Cloud computing has been the next big thing on the Web for a while, but this week it's truly hit the headlines with the announcement of Google's Chrome operating system. So what does cloud mean, how does it work -- and is it safe? We take a look at the basics of the cloud concept and give you some tips to keep yourself and your data safe and sound.
What is cloud computing?
The 'cloud' represents the Internet: instead of using software installed on your computer, or saving data to your hard drive, you're working and storing stuff on the Web, in cyberspace. Data is stored on servers run by the service you're using, and tasks are performed in your browser using an interface provided by the service.
Guess what? Your head's already in the cloud
Web-based email services such as Hotmail or Yahoo were among the earliest popular forms of cloud computing. If you use Facebook to interact with friends, Flickr to store photos, or Googlemail to send email, you're already storing your data in the cloud and using a service whose behind-the-scenes magic is cloud-based too.
Just as the sky covers you wherever you are, you can reach into the cloud even when you're not at your own computer, by logging in to a Web site or service from wherever you happen to be.
Getting into the cloud
The success of the netbook -- and the mobile Internet -- goes hand-in-hand with cloud computing. Netbooks and mobile phones by definition are low-specced so they consume less power and can be more portable. A netbook wouldn't be able to run Photoshop well, or store vast quantities of music. But thanks to the cloud they don't need to -- all a netbook needs is a browser and an Internet connection and music, photos and email can all be accessed from the cloud.
So if all you want is to type a document and maybe include some basic formatting, you don't need all the power of Microsoft Word -- you can simply log in to Google Docs. Just as the cloud doesn't care how powerful your computer is, it isn't bothered what brand your computer is either. Crave's Nate and Rich both write in Google Docs from PCs in Crave Towers and Apple MacBooks at home, and many services can be accessed via your phone or even have their own iPhone or Android apps.
Two's company, three's a cloud
Just as you can log in from any computer, a friend or colleague can also log in and work on the same document. Google Docs is just one of the office-type services that allows for collaboration. Some even let people in different locations around the world work on the same document at the same time. That twists our melon, that does.
So that's the silver lining, but is there a cloud over the cloud?
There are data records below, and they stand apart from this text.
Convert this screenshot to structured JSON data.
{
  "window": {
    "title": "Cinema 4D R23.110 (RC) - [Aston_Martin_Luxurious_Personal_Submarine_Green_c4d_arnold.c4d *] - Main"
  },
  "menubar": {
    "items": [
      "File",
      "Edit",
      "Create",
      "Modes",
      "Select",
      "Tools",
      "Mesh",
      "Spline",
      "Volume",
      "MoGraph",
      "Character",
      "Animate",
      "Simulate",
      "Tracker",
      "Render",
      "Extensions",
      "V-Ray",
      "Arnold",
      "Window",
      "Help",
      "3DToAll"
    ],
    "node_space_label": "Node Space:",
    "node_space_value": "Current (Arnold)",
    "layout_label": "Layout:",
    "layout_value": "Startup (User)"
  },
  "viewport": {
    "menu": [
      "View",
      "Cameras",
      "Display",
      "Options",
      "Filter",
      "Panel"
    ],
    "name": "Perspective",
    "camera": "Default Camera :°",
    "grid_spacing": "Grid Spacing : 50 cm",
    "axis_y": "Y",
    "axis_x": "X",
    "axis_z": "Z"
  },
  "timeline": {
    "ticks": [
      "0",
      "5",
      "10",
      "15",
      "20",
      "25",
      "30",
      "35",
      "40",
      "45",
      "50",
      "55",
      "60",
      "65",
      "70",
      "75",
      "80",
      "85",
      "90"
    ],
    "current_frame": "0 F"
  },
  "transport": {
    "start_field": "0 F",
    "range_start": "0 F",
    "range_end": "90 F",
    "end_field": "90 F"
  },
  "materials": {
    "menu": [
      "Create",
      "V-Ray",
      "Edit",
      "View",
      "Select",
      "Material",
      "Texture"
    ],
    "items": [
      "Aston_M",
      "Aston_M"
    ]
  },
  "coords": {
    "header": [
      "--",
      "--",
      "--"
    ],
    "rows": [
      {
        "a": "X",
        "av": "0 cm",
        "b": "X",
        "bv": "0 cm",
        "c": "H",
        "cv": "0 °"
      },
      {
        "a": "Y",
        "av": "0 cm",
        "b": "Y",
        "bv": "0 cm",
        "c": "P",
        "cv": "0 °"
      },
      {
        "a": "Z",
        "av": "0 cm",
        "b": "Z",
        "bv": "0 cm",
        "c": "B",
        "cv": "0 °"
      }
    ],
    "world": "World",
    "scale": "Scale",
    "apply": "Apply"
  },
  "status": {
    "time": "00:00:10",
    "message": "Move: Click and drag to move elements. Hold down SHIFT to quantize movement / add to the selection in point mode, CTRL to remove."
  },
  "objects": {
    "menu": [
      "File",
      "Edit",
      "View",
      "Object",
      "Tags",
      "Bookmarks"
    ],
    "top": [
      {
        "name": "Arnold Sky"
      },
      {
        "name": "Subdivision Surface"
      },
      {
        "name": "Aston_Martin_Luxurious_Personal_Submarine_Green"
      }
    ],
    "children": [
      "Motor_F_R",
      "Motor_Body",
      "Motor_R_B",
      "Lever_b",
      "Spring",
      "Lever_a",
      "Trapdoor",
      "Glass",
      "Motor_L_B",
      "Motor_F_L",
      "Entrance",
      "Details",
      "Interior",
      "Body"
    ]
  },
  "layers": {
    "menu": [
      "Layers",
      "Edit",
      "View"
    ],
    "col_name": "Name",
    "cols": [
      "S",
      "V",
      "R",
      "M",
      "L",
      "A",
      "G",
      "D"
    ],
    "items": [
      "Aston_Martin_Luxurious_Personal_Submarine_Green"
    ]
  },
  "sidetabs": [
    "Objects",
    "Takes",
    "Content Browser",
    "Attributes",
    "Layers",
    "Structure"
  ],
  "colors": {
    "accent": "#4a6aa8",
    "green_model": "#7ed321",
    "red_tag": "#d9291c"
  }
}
Cloud computing may sound great, but there's a few things to consider before committing your whole life to the cloud. As open-source guru Richard Stallman points out, your data is handed over to third parties, and is outside of your control.